Trekking poles seem like (when viewed generally) a relatively simple piece of trekking gear. Their job brief is to offer support and comfort while you're lugging yourself and your backpack up, down and around. However, to think that all poles are equal in terms of getting the job done is a serious mistake, as these aluminium Leki Summit AS (Antishock) poles (adjustable between 69cm and 145cm) have proved over the past nine months of testing.
Leki has forged a reputation for producing very well engineered and designed poles that are robust and comfortable to use - something I have discovered for myself over the past few months of rigorous testing. The poles have been used on a two-week trek across the Peruvian Andes (see story this issue), a climb up Mt Kilimanjaro, and for numerous day hikes. On each occasion they have provided optimum support and, considering their complexity of design (more on that later), have proved surprisingly reliable.
These poles may look, er, just like trek poles but they are feature-heavy. Leki's Aergon Cor-Tec Grip is a mix of cork and rubber and has been nothing but comfortable since Day 1; there have been no rub spots or blisters appear on my hands and the texture of the cork surface has ensured plenty of grip no matter how hot and sweaty I get. The grips' angle is ideal for long hours in the hand and the strap is comfortable and easily adjusted.
I never used to be a fan of internally locking poles - in my Luddite mind, it all seems too complicated and with potential for failure - but the Summit poles' Super Lock System (which uses internal expanders to ensure the lock) has proved me very wrong. No matter how much grit or dirt the poles have been covered in, or whether wet or dry, adjusting the length has always been dead-easy: all it takes is a simple twist, an adjustment of length then another twist to lock it in. There has been zero movement or play in the poles, regardless of how rough I've been with them.
It's been a tough nine months for the Leki Summit AS poles but they have come through unscathed after being exposed to a number of testing situations.

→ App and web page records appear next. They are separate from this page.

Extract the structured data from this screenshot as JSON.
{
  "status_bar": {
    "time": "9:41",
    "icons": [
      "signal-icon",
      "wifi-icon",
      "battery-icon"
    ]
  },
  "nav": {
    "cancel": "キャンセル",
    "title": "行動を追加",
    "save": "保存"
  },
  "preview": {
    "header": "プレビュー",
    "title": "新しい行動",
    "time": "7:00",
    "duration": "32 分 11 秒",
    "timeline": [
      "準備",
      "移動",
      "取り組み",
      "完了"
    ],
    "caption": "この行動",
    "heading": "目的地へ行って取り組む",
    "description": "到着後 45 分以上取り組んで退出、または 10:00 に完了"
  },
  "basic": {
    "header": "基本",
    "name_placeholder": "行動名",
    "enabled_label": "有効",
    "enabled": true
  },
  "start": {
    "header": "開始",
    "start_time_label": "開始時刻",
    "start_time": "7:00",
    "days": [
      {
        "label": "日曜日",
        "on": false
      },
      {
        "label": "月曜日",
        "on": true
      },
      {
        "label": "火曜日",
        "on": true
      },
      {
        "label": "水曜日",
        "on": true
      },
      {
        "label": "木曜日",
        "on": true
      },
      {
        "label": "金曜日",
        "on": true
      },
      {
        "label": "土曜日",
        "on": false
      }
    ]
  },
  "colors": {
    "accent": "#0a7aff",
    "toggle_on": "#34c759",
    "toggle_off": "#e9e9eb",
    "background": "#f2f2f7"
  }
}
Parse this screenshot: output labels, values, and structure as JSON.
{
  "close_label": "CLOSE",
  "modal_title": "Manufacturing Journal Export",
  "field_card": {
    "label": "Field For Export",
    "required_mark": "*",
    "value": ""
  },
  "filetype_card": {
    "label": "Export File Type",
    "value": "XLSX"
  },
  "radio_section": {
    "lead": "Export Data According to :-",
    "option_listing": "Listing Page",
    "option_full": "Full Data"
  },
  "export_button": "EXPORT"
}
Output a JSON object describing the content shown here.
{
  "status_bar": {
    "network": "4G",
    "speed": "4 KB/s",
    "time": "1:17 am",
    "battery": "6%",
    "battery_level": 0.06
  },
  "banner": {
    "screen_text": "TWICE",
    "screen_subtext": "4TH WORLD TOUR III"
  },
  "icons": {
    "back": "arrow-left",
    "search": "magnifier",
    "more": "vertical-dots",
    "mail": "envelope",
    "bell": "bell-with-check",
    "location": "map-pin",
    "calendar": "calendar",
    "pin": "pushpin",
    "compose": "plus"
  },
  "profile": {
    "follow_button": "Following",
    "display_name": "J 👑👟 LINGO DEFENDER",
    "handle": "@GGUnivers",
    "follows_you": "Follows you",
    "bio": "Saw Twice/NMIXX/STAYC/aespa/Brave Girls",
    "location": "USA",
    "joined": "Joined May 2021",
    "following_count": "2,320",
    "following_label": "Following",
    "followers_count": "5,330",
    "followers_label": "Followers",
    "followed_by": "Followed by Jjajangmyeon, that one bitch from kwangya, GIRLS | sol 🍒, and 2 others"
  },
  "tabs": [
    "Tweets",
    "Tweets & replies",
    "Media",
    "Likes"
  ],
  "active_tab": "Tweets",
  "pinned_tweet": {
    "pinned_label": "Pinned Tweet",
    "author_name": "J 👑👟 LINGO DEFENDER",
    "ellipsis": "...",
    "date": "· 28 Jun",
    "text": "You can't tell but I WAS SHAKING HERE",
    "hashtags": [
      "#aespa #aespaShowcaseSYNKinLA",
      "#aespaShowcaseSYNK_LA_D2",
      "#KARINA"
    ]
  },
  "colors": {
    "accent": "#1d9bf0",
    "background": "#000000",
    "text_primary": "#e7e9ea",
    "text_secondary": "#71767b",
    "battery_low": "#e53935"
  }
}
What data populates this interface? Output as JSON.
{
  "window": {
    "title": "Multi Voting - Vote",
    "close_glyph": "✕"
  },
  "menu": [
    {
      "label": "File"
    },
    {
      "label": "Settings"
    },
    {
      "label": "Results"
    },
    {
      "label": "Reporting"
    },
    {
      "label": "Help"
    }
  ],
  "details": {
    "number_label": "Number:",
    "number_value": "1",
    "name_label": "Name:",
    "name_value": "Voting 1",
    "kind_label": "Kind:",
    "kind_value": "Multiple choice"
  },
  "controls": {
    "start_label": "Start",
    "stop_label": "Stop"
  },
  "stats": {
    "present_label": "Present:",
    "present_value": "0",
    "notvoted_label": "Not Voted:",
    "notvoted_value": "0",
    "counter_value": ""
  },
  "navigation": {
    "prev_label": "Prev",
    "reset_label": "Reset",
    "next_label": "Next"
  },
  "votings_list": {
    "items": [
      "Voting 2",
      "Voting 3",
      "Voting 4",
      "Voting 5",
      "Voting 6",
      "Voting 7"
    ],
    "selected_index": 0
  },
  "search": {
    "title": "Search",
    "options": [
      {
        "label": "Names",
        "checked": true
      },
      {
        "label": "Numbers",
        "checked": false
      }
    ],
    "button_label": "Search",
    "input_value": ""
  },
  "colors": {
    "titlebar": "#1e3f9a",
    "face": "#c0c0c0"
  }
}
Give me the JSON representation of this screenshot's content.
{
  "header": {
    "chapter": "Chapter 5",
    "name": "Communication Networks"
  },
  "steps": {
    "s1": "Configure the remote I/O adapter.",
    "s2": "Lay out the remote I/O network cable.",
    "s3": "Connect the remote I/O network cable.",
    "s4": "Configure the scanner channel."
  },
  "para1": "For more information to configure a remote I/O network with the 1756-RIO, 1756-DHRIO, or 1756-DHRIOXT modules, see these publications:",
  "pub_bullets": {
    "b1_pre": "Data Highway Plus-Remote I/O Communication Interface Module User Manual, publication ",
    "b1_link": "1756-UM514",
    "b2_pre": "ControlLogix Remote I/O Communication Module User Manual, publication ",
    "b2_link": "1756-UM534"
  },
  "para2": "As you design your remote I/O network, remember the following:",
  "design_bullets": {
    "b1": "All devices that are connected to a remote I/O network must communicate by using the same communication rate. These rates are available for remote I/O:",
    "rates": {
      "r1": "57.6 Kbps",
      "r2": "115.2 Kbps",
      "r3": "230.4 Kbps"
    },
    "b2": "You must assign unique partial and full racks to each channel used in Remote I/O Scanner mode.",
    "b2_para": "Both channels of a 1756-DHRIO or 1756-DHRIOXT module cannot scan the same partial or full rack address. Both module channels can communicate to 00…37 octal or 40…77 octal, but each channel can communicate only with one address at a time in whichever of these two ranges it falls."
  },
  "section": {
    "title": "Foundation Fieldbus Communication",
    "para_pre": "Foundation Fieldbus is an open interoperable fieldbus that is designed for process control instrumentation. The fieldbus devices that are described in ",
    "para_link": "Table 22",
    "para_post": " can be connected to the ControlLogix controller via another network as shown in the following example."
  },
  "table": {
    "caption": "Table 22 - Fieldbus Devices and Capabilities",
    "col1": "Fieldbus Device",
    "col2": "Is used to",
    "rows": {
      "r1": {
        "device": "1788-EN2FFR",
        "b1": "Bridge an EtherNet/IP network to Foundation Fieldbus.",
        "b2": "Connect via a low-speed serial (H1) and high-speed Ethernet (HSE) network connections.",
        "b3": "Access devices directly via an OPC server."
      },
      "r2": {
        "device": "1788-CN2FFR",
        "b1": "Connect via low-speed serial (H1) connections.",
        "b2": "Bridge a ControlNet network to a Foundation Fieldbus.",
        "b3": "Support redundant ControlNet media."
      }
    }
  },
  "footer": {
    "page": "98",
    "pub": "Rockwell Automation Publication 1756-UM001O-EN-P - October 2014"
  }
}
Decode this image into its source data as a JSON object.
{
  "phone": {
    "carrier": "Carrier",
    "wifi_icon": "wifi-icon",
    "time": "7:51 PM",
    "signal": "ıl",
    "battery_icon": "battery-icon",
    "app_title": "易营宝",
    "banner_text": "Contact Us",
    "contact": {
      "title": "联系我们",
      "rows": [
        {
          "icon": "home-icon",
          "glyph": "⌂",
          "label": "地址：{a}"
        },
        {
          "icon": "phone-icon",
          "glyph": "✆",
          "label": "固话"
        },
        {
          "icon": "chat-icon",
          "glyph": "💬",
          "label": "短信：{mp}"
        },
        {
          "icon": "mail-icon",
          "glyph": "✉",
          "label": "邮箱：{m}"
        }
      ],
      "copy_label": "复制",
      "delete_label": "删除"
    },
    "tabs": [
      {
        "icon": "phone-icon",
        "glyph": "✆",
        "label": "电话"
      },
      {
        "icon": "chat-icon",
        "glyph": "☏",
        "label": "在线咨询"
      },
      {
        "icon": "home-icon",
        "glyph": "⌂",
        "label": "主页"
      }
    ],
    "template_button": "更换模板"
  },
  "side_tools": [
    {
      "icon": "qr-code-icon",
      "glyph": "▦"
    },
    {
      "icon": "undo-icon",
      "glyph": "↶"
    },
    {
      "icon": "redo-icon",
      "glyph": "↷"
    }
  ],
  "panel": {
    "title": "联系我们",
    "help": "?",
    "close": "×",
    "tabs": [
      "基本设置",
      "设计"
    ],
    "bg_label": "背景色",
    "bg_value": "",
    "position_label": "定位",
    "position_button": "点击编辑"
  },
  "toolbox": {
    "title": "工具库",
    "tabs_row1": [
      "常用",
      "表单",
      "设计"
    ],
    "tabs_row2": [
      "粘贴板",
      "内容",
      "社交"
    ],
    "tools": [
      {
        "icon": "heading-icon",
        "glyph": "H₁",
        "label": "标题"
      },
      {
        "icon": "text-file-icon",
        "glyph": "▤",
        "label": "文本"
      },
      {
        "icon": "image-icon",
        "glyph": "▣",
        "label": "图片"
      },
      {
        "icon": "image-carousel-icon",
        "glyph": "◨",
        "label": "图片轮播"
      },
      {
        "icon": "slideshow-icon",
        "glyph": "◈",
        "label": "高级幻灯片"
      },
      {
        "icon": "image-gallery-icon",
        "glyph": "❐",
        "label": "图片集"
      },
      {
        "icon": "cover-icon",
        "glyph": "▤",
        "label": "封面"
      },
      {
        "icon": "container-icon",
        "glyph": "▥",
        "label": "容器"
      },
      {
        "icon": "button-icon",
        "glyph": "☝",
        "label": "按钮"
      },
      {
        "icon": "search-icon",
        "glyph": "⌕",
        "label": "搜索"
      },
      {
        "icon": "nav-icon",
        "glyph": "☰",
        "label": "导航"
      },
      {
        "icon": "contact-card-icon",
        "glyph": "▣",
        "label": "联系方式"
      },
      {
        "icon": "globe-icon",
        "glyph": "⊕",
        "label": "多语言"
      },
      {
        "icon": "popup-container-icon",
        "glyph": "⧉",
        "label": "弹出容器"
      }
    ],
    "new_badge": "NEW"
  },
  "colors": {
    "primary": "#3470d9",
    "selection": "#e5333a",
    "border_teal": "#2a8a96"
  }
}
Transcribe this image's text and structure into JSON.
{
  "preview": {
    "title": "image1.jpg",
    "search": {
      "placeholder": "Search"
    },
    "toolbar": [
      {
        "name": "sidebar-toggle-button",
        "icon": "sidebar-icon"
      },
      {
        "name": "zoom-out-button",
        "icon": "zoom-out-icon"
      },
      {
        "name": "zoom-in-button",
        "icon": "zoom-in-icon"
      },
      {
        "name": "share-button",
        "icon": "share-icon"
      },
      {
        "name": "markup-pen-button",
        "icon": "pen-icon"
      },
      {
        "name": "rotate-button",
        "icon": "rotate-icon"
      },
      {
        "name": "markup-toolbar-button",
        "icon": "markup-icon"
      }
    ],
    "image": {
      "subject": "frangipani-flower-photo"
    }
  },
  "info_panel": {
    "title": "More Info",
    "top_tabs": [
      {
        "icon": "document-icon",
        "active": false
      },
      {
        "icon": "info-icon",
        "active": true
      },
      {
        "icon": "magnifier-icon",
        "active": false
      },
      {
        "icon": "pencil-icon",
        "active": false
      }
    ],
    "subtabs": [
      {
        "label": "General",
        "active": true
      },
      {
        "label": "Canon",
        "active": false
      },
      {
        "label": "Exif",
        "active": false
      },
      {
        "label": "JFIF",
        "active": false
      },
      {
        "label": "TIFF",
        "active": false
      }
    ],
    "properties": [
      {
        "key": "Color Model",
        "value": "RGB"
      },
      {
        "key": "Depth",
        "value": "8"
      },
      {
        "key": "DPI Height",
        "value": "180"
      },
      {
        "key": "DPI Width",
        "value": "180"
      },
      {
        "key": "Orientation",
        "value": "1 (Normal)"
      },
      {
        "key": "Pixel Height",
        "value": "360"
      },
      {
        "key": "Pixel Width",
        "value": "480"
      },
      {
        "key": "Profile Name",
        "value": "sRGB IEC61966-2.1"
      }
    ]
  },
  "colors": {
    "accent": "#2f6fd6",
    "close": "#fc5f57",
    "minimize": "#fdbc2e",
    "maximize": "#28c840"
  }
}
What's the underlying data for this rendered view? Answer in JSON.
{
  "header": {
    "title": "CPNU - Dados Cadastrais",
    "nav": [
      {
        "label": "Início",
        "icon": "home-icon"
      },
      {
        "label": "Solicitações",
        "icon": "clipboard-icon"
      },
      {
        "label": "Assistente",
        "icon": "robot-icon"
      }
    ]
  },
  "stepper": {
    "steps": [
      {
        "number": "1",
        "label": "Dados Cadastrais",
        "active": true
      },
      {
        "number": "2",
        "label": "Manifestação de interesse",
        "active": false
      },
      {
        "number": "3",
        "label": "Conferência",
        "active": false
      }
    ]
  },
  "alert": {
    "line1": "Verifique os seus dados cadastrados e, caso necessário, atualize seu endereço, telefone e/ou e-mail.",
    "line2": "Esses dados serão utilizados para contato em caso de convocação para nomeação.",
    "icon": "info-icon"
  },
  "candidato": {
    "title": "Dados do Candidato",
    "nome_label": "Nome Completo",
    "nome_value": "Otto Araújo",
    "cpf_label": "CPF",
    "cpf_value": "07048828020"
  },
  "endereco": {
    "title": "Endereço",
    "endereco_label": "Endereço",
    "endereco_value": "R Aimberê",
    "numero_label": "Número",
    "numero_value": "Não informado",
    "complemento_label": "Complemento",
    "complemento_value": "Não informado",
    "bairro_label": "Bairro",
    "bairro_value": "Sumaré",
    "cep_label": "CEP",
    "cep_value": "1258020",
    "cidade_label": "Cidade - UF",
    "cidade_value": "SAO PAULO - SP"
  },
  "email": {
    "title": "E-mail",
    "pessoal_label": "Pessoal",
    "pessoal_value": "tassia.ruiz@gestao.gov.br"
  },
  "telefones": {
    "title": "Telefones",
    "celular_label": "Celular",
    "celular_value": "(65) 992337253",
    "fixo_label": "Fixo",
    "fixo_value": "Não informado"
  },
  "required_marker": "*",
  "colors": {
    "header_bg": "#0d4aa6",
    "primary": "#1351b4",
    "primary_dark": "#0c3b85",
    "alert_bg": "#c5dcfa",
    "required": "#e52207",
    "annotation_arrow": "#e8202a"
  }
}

And it is this reliability and ease of operation that takes the sting out of the asking price, which although high-ish, gives a set of lightweight (282g), robust trek poles that should last many years - and kilometres - of trekking.